WHAT IS NEEDED
In the entries that follow, find the word "more" and report each line it is on.
<<<<
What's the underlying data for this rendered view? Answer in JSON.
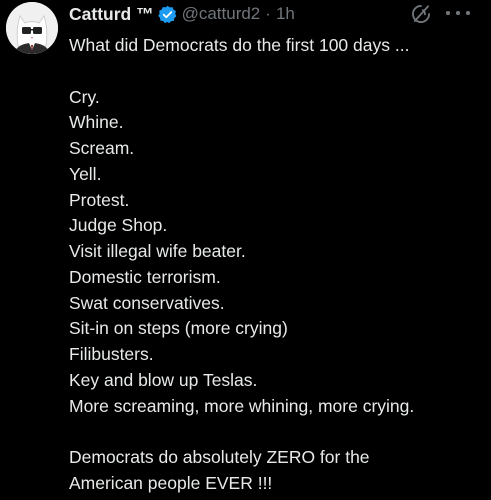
{
  "tweet": {
    "author": {
      "display_name": "Catturd ™",
      "handle": "@catturd2",
      "separator": "·",
      "time": "1h",
      "verified": true,
      "avatar_icon": "cat-avatar-icon"
    },
    "icons": {
      "verified": "verified-badge-icon",
      "grok": "grok-icon",
      "more": "more-options-icon"
    },
    "colors": {
      "background": "#000000",
      "text": "#e7e9ea",
      "secondary": "#71767b",
      "verified_badge": "#1d9bf0"
    },
    "text": {
      "intro": "What did Democrats do the first 100 days ...",
      "list": [
        "Cry.",
        "Whine.",
        "Scream.",
        "Yell.",
        "Protest.",
        "Judge Shop.",
        "Visit illegal wife beater.",
        "Domestic terrorism.",
        "Swat conservatives.",
        "Sit-in on steps (more crying)",
        "Filibusters.",
        "Key and blow up Teslas.",
        "More screaming, more whining, more crying."
      ],
      "closing": [
        "Democrats do absolutely ZERO for the",
        "American people EVER !!!"
      ]
    }
  }
}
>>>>
SOLUTION BELOW
      "more": "more-options-icon"
        "Sit-in on steps (more crying)",
        "More screaming, more whining, more crying."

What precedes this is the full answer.